Speaking for science was ETSU professor, Niall Shanks. Here is an account of the debate by Shanks in an article of his: Fighting for Our Sanity in Tennessee: Life on the Front Lines. He offers a flavor of East Tennessee.
Back in 1996, when the state legislature was considering the Burks-Whitson Bill to restrict the teaching of evolution in Tennessee schools, I was invited to debate Dr. Duane Gish of the Institute for Creation Research. The debate was held here on campus in an auditorium that seated about nine hundred people. We had a full house, with about three hundred more folks listening on loudspeakers outside. Gish had insisted that I go first. Sensing that this was a cunning strategy to put me at some form of disadvantage, I took the trouble to obtain some videos of his previous debates from Eugenie Scott of the National Center for Science Education. (By the way, I learned that Gish is nothing if not consistent; his presentation did not appear to have evolved over time. The same arguments were stated in the same way, time after time. No punctuation, just equilibrium.)
Well, I thought, if I have to go first, I may as well state Gish’s main arguments clearly for him, making sure they were equally clearly refuted. And to keep the attention of the audience, I also used most of his one-liners and jokes—so he had to quote me to work them back in again. All in all it was tremendous fun. And even a representative of Campus Crusade admitted that Gish had been disappointing and that I was clearly “well prepared” (I assume this is a Christian euphemism for doing an excellent job of baloney eradication). Not bad for a day’s work. And I am happy to say that the Burks-Whitson Bill also failed to get legislative support, thereby preventing Tennessee from becoming an international laughingstock again.
Shanks has moved on to Kansas. But while at ETSU he did some great work.
He wrote one of the first books to provide a critique of Intelligent Design, entitled, God, the Devil, and Darwin. Here is a review.
In his acknowledgments, he credits the adult forum of First Presbyterian Church of Elizabethton. Here is what he wrote about us:
That was before I arrived.

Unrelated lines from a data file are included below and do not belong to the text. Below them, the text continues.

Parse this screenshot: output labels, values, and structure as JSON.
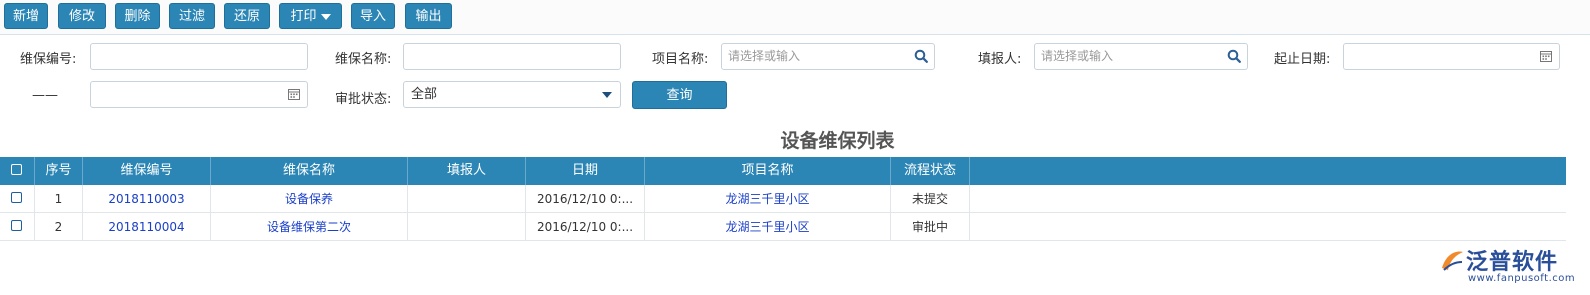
{
  "toolbar": {
    "add": "新增",
    "edit": "修改",
    "delete": "删除",
    "filter": "过滤",
    "restore": "还原",
    "print": "打印",
    "import": "导入",
    "export": "输出"
  },
  "filters": {
    "code_label": "维保编号:",
    "code_value": "",
    "name_label": "维保名称:",
    "name_value": "",
    "project_label": "项目名称:",
    "project_placeholder": "请选择或输入",
    "reporter_label": "填报人:",
    "reporter_placeholder": "请选择或输入",
    "date_label": "起止日期:",
    "date_from": "",
    "range_separator": "——",
    "date_to": "",
    "status_label": "审批状态:",
    "status_value": "全部",
    "query_button": "查询"
  },
  "list_title": "设备维保列表",
  "table": {
    "headers": [
      "序号",
      "维保编号",
      "维保名称",
      "填报人",
      "日期",
      "项目名称",
      "流程状态"
    ],
    "rows": [
      {
        "index": "1",
        "code": "2018110003",
        "name": "设备保养",
        "reporter": "",
        "date": "2016/12/10 0:...",
        "project": "龙湖三千里小区",
        "status": "未提交"
      },
      {
        "index": "2",
        "code": "2018110004",
        "name": "设备维保第二次",
        "reporter": "",
        "date": "2016/12/10 0:...",
        "project": "龙湖三千里小区",
        "status": "审批中"
      }
    ]
  },
  "logo": {
    "name": "泛普软件",
    "url": "www.fanpusoft.com"
  },
  "colors": {
    "accent": "#2b86b5",
    "link": "#1a3fc8",
    "logo": "#2a4f9a"
  },
  "icons": [
    "search-icon",
    "calendar-icon",
    "chevron-down-icon",
    "checkbox-icon",
    "logo-icon"
  ]
}
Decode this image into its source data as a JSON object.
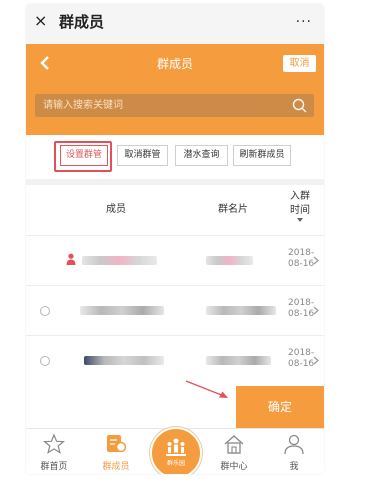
{
  "window": {
    "title": "群成员",
    "more": "···",
    "close": "×"
  },
  "header": {
    "title": "群成员",
    "cancel_label": "取消"
  },
  "search": {
    "placeholder": "请输入搜索关键词"
  },
  "actions": [
    {
      "label": "设置群管",
      "selected": true
    },
    {
      "label": "取消群管",
      "selected": false
    },
    {
      "label": "潜水查询",
      "selected": false
    },
    {
      "label": "刷新群成员",
      "selected": false
    }
  ],
  "table": {
    "columns": {
      "member": "成员",
      "card": "群名片",
      "join_time_1": "入群",
      "join_time_2": "时间"
    },
    "rows": [
      {
        "date_1": "2018-",
        "date_2": "08-16",
        "admin": true
      },
      {
        "date_1": "2018-",
        "date_2": "08-16",
        "admin": false
      },
      {
        "date_1": "2018-",
        "date_2": "08-16",
        "admin": false
      }
    ]
  },
  "confirm_label": "确定",
  "tabbar": {
    "items": [
      {
        "label": "群首页"
      },
      {
        "label": "群成员"
      },
      {
        "label": "群乐园"
      },
      {
        "label": "群中心"
      },
      {
        "label": "我"
      }
    ]
  },
  "colors": {
    "accent": "#f49c3e",
    "highlight": "#e2505a"
  }
}
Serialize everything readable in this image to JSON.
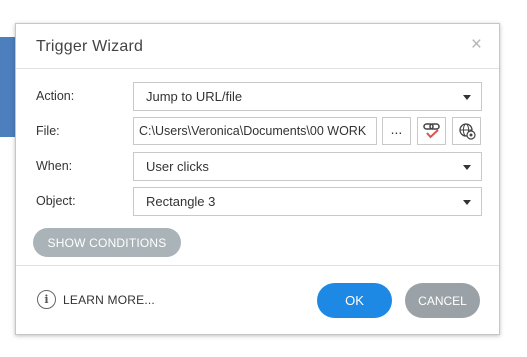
{
  "dialog": {
    "title": "Trigger Wizard",
    "close_glyph": "×",
    "close_icon": "close-icon"
  },
  "form": {
    "action": {
      "label": "Action:",
      "value": "Jump to URL/file"
    },
    "file": {
      "label": "File:",
      "value": "C:\\Users\\Veronica\\Documents\\00 WORK",
      "browse_label": "...",
      "link_icon": "link-check-icon",
      "web_icon": "globe-settings-icon"
    },
    "when": {
      "label": "When:",
      "value": "User clicks"
    },
    "object": {
      "label": "Object:",
      "value": "Rectangle 3"
    }
  },
  "show_conditions_label": "SHOW CONDITIONS",
  "footer": {
    "info_glyph": "i",
    "learn_more": "LEARN MORE...",
    "ok": "OK",
    "cancel": "CANCEL"
  },
  "colors": {
    "ok_button": "#1e88e5",
    "cancel_button": "#9aa2a7",
    "show_conditions": "#aab3b8",
    "link_check": "#d9534f",
    "background_accent": "#4d7fbf"
  }
}
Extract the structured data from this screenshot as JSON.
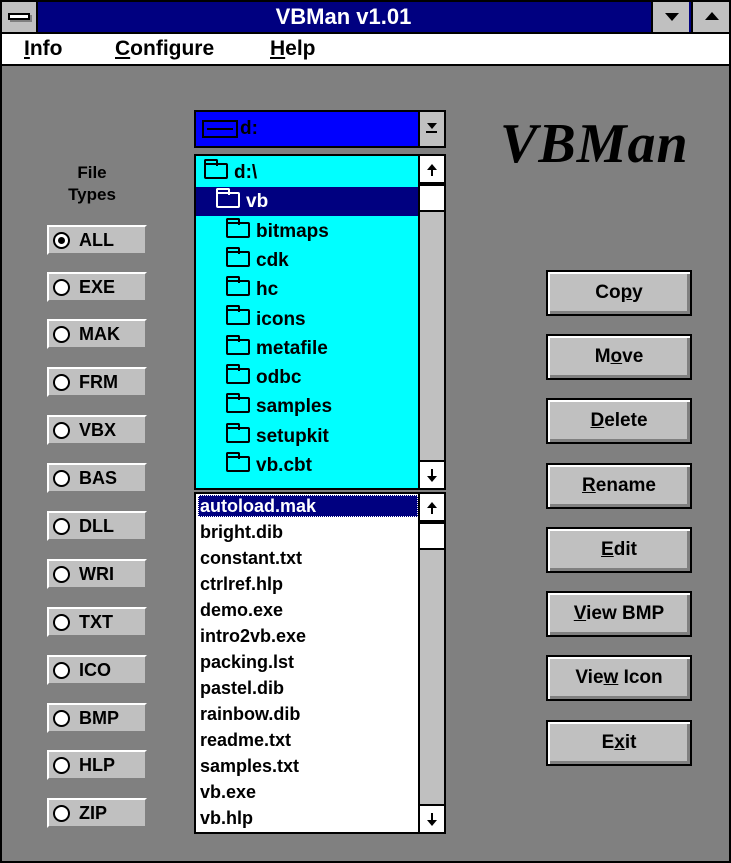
{
  "window": {
    "title": "VBMan v1.01",
    "logo_text": "VBMan"
  },
  "menu": [
    {
      "pre": "",
      "u": "I",
      "post": "nfo"
    },
    {
      "pre": "",
      "u": "C",
      "post": "onfigure"
    },
    {
      "pre": "",
      "u": "H",
      "post": "elp"
    }
  ],
  "file_types": {
    "label_line1": "File",
    "label_line2": "Types",
    "options": [
      "ALL",
      "EXE",
      "MAK",
      "FRM",
      "VBX",
      "BAS",
      "DLL",
      "WRI",
      "TXT",
      "ICO",
      "BMP",
      "HLP",
      "ZIP"
    ],
    "selected": "ALL"
  },
  "drive": {
    "value": "d:"
  },
  "directories": [
    {
      "name": "d:\\",
      "level": 0,
      "open": true,
      "selected": false
    },
    {
      "name": "vb",
      "level": 1,
      "open": true,
      "selected": true
    },
    {
      "name": "bitmaps",
      "level": 2,
      "open": false,
      "selected": false
    },
    {
      "name": "cdk",
      "level": 2,
      "open": false,
      "selected": false
    },
    {
      "name": "hc",
      "level": 2,
      "open": false,
      "selected": false
    },
    {
      "name": "icons",
      "level": 2,
      "open": false,
      "selected": false
    },
    {
      "name": "metafile",
      "level": 2,
      "open": false,
      "selected": false
    },
    {
      "name": "odbc",
      "level": 2,
      "open": false,
      "selected": false
    },
    {
      "name": "samples",
      "level": 2,
      "open": false,
      "selected": false
    },
    {
      "name": "setupkit",
      "level": 2,
      "open": false,
      "selected": false
    },
    {
      "name": "vb.cbt",
      "level": 2,
      "open": false,
      "selected": false
    }
  ],
  "files": [
    "autoload.mak",
    "bright.dib",
    "constant.txt",
    "ctrlref.hlp",
    "demo.exe",
    "intro2vb.exe",
    "packing.lst",
    "pastel.dib",
    "rainbow.dib",
    "readme.txt",
    "samples.txt",
    "vb.exe",
    "vb.hlp"
  ],
  "selected_file": "autoload.mak",
  "buttons": [
    {
      "pre": "Co",
      "u": "p",
      "post": "y"
    },
    {
      "pre": "M",
      "u": "o",
      "post": "ve"
    },
    {
      "pre": "",
      "u": "D",
      "post": "elete"
    },
    {
      "pre": "",
      "u": "R",
      "post": "ename"
    },
    {
      "pre": "",
      "u": "E",
      "post": "dit"
    },
    {
      "pre": "",
      "u": "V",
      "post": "iew BMP"
    },
    {
      "pre": "Vie",
      "u": "w",
      "post": " Icon"
    },
    {
      "pre": "E",
      "u": "x",
      "post": "it"
    }
  ],
  "colors": {
    "titlebar": "#000080",
    "workspace": "#808080",
    "directory_bg": "#00ffff",
    "drive_bg": "#0000ff",
    "selection": "#000080",
    "button_face": "#c0c0c0"
  }
}
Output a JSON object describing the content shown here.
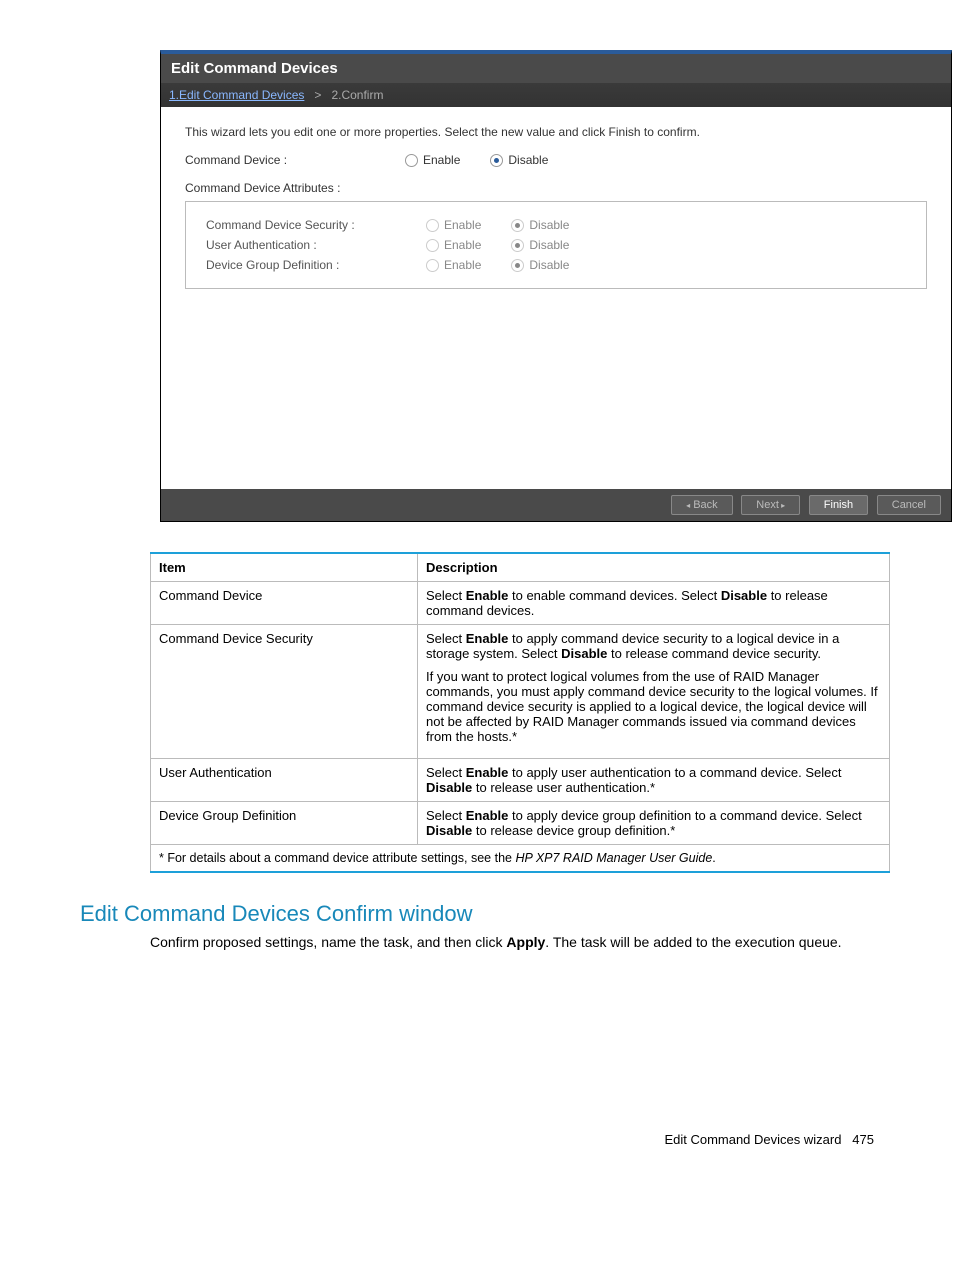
{
  "dialog": {
    "title": "Edit Command Devices",
    "breadcrumb_step1": "1.Edit Command Devices",
    "breadcrumb_sep": ">",
    "breadcrumb_step2": "2.Confirm",
    "intro": "This wizard lets you edit one or more properties. Select the new value and click Finish to confirm.",
    "command_device_label": "Command Device :",
    "enable": "Enable",
    "disable": "Disable",
    "attributes_label": "Command Device Attributes :",
    "attr_security_label": "Command Device Security :",
    "attr_userauth_label": "User Authentication :",
    "attr_groupdef_label": "Device Group Definition :",
    "btn_back": "Back",
    "btn_next": "Next",
    "btn_finish": "Finish",
    "btn_cancel": "Cancel"
  },
  "table": {
    "header_item": "Item",
    "header_desc": "Description",
    "rows": [
      {
        "item": "Command Device",
        "desc_before": "Select ",
        "desc_b1": "Enable",
        "desc_mid1": " to enable command devices. Select ",
        "desc_b2": "Disable",
        "desc_after": " to release command devices."
      },
      {
        "item": "Command Device Security",
        "p1_before": "Select ",
        "p1_b1": "Enable",
        "p1_mid": " to apply command device security to a logical device in a storage system. Select ",
        "p1_b2": "Disable",
        "p1_after": " to release command device security.",
        "p2": "If you want to protect logical volumes from the use of RAID Manager commands, you must apply command device security to the logical volumes. If command device security is applied to a logical device, the logical device will not be affected by RAID Manager commands issued via command devices from the hosts.*"
      },
      {
        "item": "User Authentication",
        "desc_before": "Select ",
        "desc_b1": "Enable",
        "desc_mid1": " to apply user authentication to a command device. Select ",
        "desc_b2": "Disable",
        "desc_after": " to release user authentication.*"
      },
      {
        "item": "Device Group Definition",
        "desc_before": "Select ",
        "desc_b1": "Enable",
        "desc_mid1": " to apply device group definition to a command device. Select ",
        "desc_b2": "Disable",
        "desc_after": " to release device group definition.*"
      }
    ],
    "footnote_before": "* For details about a command device attribute settings, see the ",
    "footnote_italic": "HP XP7 RAID Manager User Guide",
    "footnote_after": "."
  },
  "section": {
    "heading": "Edit Command Devices Confirm window",
    "body_before": "Confirm proposed settings, name the task, and then click ",
    "body_bold": "Apply",
    "body_after": ". The task will be added to the execution queue."
  },
  "footer": {
    "text": "Edit Command Devices wizard",
    "page": "475"
  }
}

"I am also grateful to Julia Wade and the members of the adult Sunday school at First Presbyterian Church in Elizabethton, Tennessee. These good people made an unbeliever welcome and kindly commented on a series of lectures I gave on these matters in the long, hot summer of 2002."